PROBLEM DETAILS
Repeat, exactly and in full, the lines of the listing below, but without any pictures.

INPUT
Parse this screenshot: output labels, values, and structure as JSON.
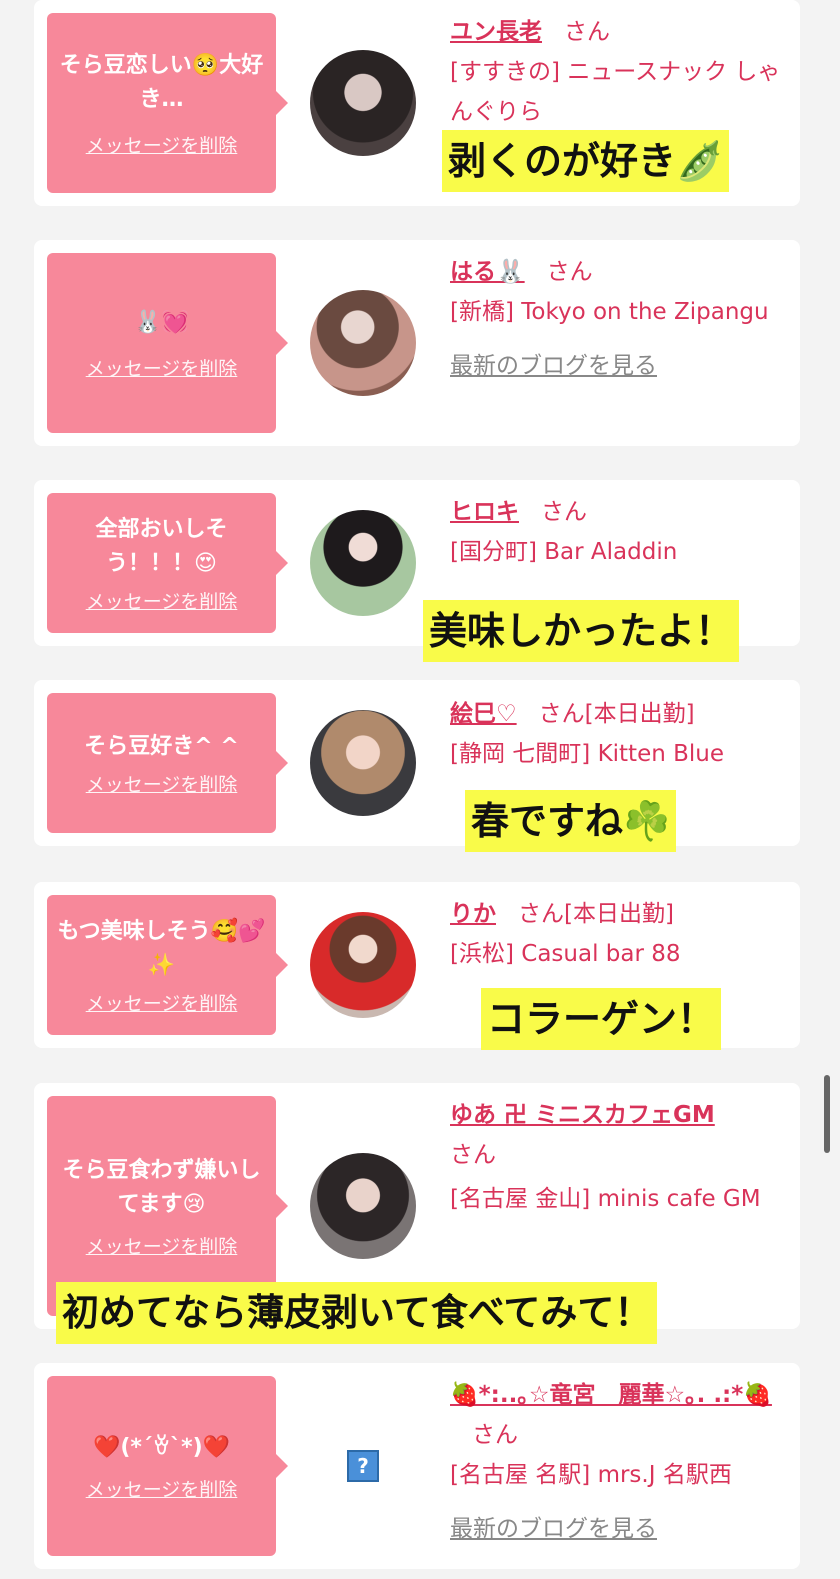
{
  "delete_label": "メッセージを削除",
  "honorific": "さん",
  "blog_label": "最新のブログを見る",
  "items": [
    {
      "message": "そら豆恋しい🥺大好き…",
      "name": "ユン長老",
      "status": "",
      "shop": "[すすきの] ニュースナック しゃんぐりら",
      "caption": "剥くのが好き🫛"
    },
    {
      "message": "🐰💓",
      "name": "はる🐰",
      "status": "",
      "shop": "[新橋] Tokyo on the Zipangu",
      "caption": ""
    },
    {
      "message": "全部おいしそう！！！😍",
      "name": "ヒロキ",
      "status": "",
      "shop": "[国分町] Bar Aladdin",
      "caption": "美味しかったよ！"
    },
    {
      "message": "そら豆好き^ ^",
      "name": "絵巳♡",
      "status": "[本日出勤]",
      "shop": "[静岡 七間町] Kitten Blue",
      "caption": "春ですね☘️"
    },
    {
      "message": "もつ美味しそう🥰💕✨",
      "name": "りか",
      "status": "[本日出勤]",
      "shop": "[浜松] Casual bar 88",
      "caption": "コラーゲン！"
    },
    {
      "message": "そら豆食わず嫌いしてます😢",
      "name": "ゆあ 卍 ミニスカフェGM",
      "status": "",
      "shop": "[名古屋 金山] minis cafe GM",
      "caption": "初めてなら薄皮剥いて食べてみて！"
    },
    {
      "message": "❤️(*´ꈊ`*)❤️",
      "name": "🍓*:..｡☆竜宮　麗華☆｡. .:*🍓",
      "status": "",
      "shop": "[名古屋 名駅] mrs.J 名駅西",
      "caption": ""
    }
  ]
}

SOLUTION FOR THIS TASK
Parse this screenshot: output labels, values, and structure as JSON.
{
  "delete_label": "メッセージを削除",
  "honorific": "さん",
  "blog_label": "最新のブログを見る",
  "items": [
    {
      "message": "そら豆恋しい🥺大好き…",
      "name": "ユン長老",
      "status": "",
      "shop": "[すすきの] ニュースナック しゃんぐりら",
      "caption": "剥くのが好き🫛"
    },
    {
      "message": "🐰💓",
      "name": "はる🐰",
      "status": "",
      "shop": "[新橋] Tokyo on the Zipangu",
      "caption": ""
    },
    {
      "message": "全部おいしそう！！！😍",
      "name": "ヒロキ",
      "status": "",
      "shop": "[国分町] Bar Aladdin",
      "caption": "美味しかったよ！"
    },
    {
      "message": "そら豆好き^ ^",
      "name": "絵巳♡",
      "status": "[本日出勤]",
      "shop": "[静岡 七間町] Kitten Blue",
      "caption": "春ですね☘️"
    },
    {
      "message": "もつ美味しそう🥰💕✨",
      "name": "りか",
      "status": "[本日出勤]",
      "shop": "[浜松] Casual bar 88",
      "caption": "コラーゲン！"
    },
    {
      "message": "そら豆食わず嫌いしてます😢",
      "name": "ゆあ 卍 ミニスカフェGM",
      "status": "",
      "shop": "[名古屋 金山] minis cafe GM",
      "caption": "初めてなら薄皮剥いて食べてみて！"
    },
    {
      "message": "❤️(*´ꈊ`*)❤️",
      "name": "🍓*:..｡☆竜宮　麗華☆｡. .:*🍓",
      "status": "",
      "shop": "[名古屋 名駅] mrs.J 名駅西",
      "caption": ""
    }
  ]
}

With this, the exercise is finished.